Raspberries show more promising health benefits
- Research presented in April at the Experimental Biology conference in Chicago could further enhance the red raspberry's reputation as a healthy food option, according to the National Processed Raspberry Council.
- Scientists found improvement in glucose control and increased satiety in the participants of short-term human trials, while longer-term animal trials revealed "promising effects" of raspberry intake on gut microbiota.
- Study observations support future research into the possible beneficial effects of raspberry consumption on reducing inflammation, obesity and the risk of type 2 diabetes, the council noted.
The raspberry is considered an extremely healthy food due to its impressive nutritional profile. Raspberries contain vitamins, calcium, potassium, thiamin, riboflavin, niacin and other nutrients.They also posses the antioxidants alpha and beta-carotene, lutein, zeaxanthin, and choline.
In addition, prior research has shown raspberries feature polyphenols such as anthocyanin, flavonols, and ellagitannins, which are said to decrease oxidative damage from free radicals. They also have shown potential in animal and human studies for preventing or reducing the risk of chronic diseases, including cancer and heart disease.
"We are excited about this new flurry of studies, which builds on previously published research aimed to better understand the potential health benefits of red raspberries," Tom Krugman, executive director of the National Processed Raspberry Council, said in a statement.
Raspberries are not the only fruit that ranks high in antioxidants. At the top of the list are cranberries, blueberries and blackberries, followed by apples, peaches, mangoes and melons. It's likely that some of the benefits from raspberries identified in the most recent studies — such as glucose control, increase satiety and gut microbiota —could take time before the information is verified or the fruit is available in a quantity or form where people can consume it enough where it has a meaningful impact on their health.

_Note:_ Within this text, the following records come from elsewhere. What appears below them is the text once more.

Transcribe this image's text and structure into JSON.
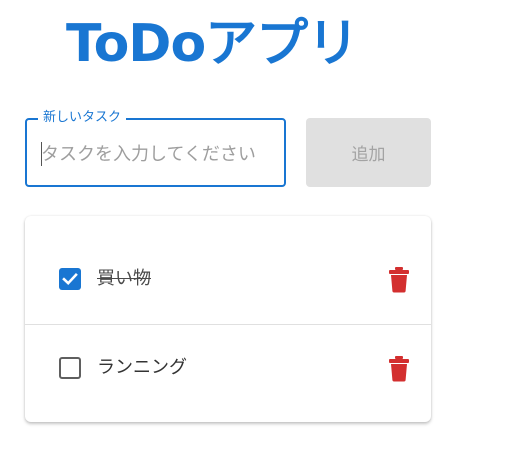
{
  "app": {
    "title": "ToDoアプリ"
  },
  "form": {
    "field_label": "新しいタスク",
    "input_value": "",
    "input_placeholder": "タスクを入力してください",
    "add_label": "追加"
  },
  "todos": [
    {
      "label": "買い物",
      "completed": true
    },
    {
      "label": "ランニング",
      "completed": false
    }
  ],
  "colors": {
    "primary": "#1976d2",
    "delete": "#d32f2f",
    "disabled_bg": "#e0e0e0",
    "disabled_text": "#a3a3a3"
  },
  "icons": {
    "checkbox_checked": "checkbox-checked-icon",
    "checkbox_unchecked": "checkbox-unchecked-icon",
    "delete": "trash-icon"
  }
}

The raspberry is produced predominately in three states: California, Oregon and Washington, according to data from the U.S. Agriculture Department. In 2015, 128,400 tons of the fruit was produced, valued at $581 million — higher than some crops but trailing popular fruits such as apples, strawberries, oranges and grapes.
Further evidence that raspberries have even more health benefits than previously thought could further increase demand for the fruit, and without additional production increases, prices could increase.